The former top US Special Forces chief claimed on Sunday that blinding emotion after the 9/11 attacks led the United States and its allies to take the wrong strategic decisions to counter al-Qaeda, calling the subsequent Iraq War a “huge error.” The admission by Michael Flynn, made to German newspaper Der Spiegel, comes as British MPs prepare to vote on extending the UK’s bombing campaign against the Islamic State into Syriafollowing the massacre in Paris.
Flynn, the highest-ranking military intelligence officer during the Obama administration, and commander of the US Special Forces in Afghanistan and Iraq during the Bush regime, said, “all the emotions took over” after the 2001 attacks on New York and Washington. “Our response was, ‘Where did those bastards come from? Let’s go kill them. Let’s go get them.’ Instead of asking why they attacked us, we asked where they came from.
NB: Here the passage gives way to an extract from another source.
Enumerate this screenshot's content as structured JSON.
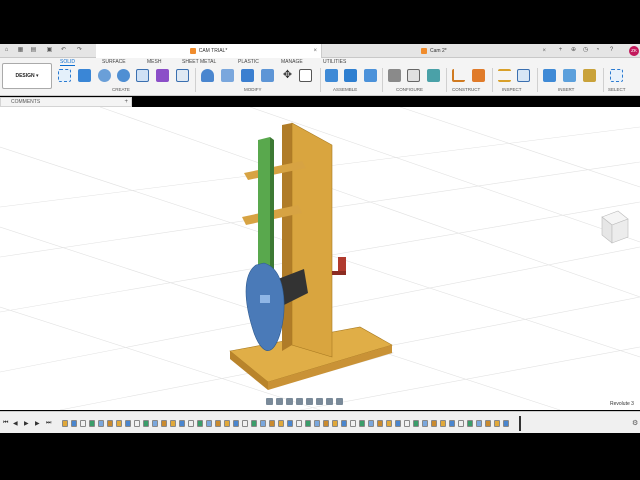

Then we strategically marched in the wrong direction.”
“Instead of asking ourselves why the phenomenon of terror occurred, we were looking for locations,” he reflected. “This is a major lesson we must learn in order not to make the same mistakes again.” The 56-year-old told the newspaper he regretted the Iraq War, agreeing that the Islamic State would not be where it is today had the US and its allies not intervened.
“It was huge error,” he said. “As brutal as Saddam Hussein was, it was a mistake to just eliminate him. The same is true for Moammar Gadhafi and for Libya, which is now a failed state. The historic lesson is that it was a strategic failure to go into Iraq. History will not be and should not be kind with that decision.”
Flynn was also critical of the handling of current Isis leader Abu Bakr al-Baghdadi, who the US had in custody in 2004, but released, calling him a “low-level” prisoner. “We were too dumb,” he said. “We didn’t understand who we had there at the moment.”
(Source / 01.12.2015)
TULKAREM, (PIC)– Israeli occupation forces (IOF) killed a 15-year-old Palestinian girl in cold-blood on Tuesday morning.
Hebrew newspaper Ma’ariv website said that the soldiers shot and killed the girl after she tried to stab one of them at Anaba roadblock to the east of Tulkarem.
Eyewitnesses said that the IOF soldiers blocked Palestinian ambulance crews from reaching the minor until an Israeli ambulance arrived and took away her body.
The Palestinian Red Crescent (PRC) in Tulkarem announced that the girl, whose identity was not known yet, was shot in the head, adding that the Israeli occupation authorities refused to deliver her body to the PRC.
(Source / 01.12.2015)